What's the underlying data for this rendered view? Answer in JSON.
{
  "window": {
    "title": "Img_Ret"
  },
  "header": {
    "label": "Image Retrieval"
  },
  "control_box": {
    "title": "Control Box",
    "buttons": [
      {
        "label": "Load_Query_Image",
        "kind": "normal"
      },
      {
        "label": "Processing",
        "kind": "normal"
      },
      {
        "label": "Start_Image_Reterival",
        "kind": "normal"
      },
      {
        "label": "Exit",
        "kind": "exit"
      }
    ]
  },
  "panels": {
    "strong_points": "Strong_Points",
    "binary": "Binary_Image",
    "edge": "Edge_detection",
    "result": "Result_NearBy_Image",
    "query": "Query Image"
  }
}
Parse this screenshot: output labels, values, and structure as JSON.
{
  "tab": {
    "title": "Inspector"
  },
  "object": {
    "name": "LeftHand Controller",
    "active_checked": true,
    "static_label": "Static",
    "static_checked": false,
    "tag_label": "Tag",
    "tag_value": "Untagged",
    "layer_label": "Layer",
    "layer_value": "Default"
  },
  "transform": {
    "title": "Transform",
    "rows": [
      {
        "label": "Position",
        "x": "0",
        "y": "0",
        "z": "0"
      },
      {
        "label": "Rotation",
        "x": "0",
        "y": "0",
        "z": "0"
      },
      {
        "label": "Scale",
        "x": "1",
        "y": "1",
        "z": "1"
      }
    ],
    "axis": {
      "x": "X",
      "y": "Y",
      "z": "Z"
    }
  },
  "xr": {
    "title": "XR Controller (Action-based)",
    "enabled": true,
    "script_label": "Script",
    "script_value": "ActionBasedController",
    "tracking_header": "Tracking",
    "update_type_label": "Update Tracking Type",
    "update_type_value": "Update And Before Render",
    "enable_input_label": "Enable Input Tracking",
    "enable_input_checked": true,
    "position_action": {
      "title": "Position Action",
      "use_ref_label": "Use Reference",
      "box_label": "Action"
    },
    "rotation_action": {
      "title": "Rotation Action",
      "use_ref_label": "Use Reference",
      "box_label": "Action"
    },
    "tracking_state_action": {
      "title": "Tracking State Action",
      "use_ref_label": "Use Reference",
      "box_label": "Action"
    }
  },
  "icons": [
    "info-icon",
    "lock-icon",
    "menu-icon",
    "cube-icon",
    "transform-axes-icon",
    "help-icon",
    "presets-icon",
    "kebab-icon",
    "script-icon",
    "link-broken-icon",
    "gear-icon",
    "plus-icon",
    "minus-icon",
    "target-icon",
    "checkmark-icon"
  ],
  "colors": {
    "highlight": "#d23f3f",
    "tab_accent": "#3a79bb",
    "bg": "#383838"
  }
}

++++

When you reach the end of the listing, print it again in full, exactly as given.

Worked solution
What's the underlying data for this rendered view? Answer in JSON.
{
  "window": {
    "title": "Img_Ret"
  },
  "header": {
    "label": "Image Retrieval"
  },
  "control_box": {
    "title": "Control Box",
    "buttons": [
      {
        "label": "Load_Query_Image",
        "kind": "normal"
      },
      {
        "label": "Processing",
        "kind": "normal"
      },
      {
        "label": "Start_Image_Reterival",
        "kind": "normal"
      },
      {
        "label": "Exit",
        "kind": "exit"
      }
    ]
  },
  "panels": {
    "strong_points": "Strong_Points",
    "binary": "Binary_Image",
    "edge": "Edge_detection",
    "result": "Result_NearBy_Image",
    "query": "Query Image"
  }
}
Parse this screenshot: output labels, values, and structure as JSON.
{
  "tab": {
    "title": "Inspector"
  },
  "object": {
    "name": "LeftHand Controller",
    "active_checked": true,
    "static_label": "Static",
    "static_checked": false,
    "tag_label": "Tag",
    "tag_value": "Untagged",
    "layer_label": "Layer",
    "layer_value": "Default"
  },
  "transform": {
    "title": "Transform",
    "rows": [
      {
        "label": "Position",
        "x": "0",
        "y": "0",
        "z": "0"
      },
      {
        "label": "Rotation",
        "x": "0",
        "y": "0",
        "z": "0"
      },
      {
        "label": "Scale",
        "x": "1",
        "y": "1",
        "z": "1"
      }
    ],
    "axis": {
      "x": "X",
      "y": "Y",
      "z": "Z"
    }
  },
  "xr": {
    "title": "XR Controller (Action-based)",
    "enabled": true,
    "script_label": "Script",
    "script_value": "ActionBasedController",
    "tracking_header": "Tracking",
    "update_type_label": "Update Tracking Type",
    "update_type_value": "Update And Before Render",
    "enable_input_label": "Enable Input Tracking",
    "enable_input_checked": true,
    "position_action": {
      "title": "Position Action",
      "use_ref_label": "Use Reference",
      "box_label": "Action"
    },
    "rotation_action": {
      "title": "Rotation Action",
      "use_ref_label": "Use Reference",
      "box_label": "Action"
    },
    "tracking_state_action": {
      "title": "Tracking State Action",
      "use_ref_label": "Use Reference",
      "box_label": "Action"
    }
  },
  "icons": [
    "info-icon",
    "lock-icon",
    "menu-icon",
    "cube-icon",
    "transform-axes-icon",
    "help-icon",
    "presets-icon",
    "kebab-icon",
    "script-icon",
    "link-broken-icon",
    "gear-icon",
    "plus-icon",
    "minus-icon",
    "target-icon",
    "checkmark-icon"
  ],
  "colors": {
    "highlight": "#d23f3f",
    "tab_accent": "#3a79bb",
    "bg": "#383838"
  }
}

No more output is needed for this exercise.